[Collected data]
+ + + +

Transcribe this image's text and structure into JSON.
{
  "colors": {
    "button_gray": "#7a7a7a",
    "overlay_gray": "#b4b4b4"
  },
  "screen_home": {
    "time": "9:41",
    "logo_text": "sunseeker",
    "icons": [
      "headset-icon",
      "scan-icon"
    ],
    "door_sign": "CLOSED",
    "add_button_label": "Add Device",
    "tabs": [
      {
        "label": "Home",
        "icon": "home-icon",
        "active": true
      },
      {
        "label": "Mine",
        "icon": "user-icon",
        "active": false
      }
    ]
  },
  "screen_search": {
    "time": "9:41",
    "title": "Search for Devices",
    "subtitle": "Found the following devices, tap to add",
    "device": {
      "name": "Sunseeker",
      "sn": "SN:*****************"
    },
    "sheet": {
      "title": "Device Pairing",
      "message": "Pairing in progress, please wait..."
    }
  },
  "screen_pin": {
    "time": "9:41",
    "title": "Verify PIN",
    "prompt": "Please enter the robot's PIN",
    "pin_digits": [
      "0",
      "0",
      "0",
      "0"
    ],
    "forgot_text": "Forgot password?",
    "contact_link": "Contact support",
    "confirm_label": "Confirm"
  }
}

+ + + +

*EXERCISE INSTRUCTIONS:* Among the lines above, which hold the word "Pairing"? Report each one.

*ANSWER BOX:*
      "title": "Device Pairing",
      "message": "Pairing in progress, please wait..."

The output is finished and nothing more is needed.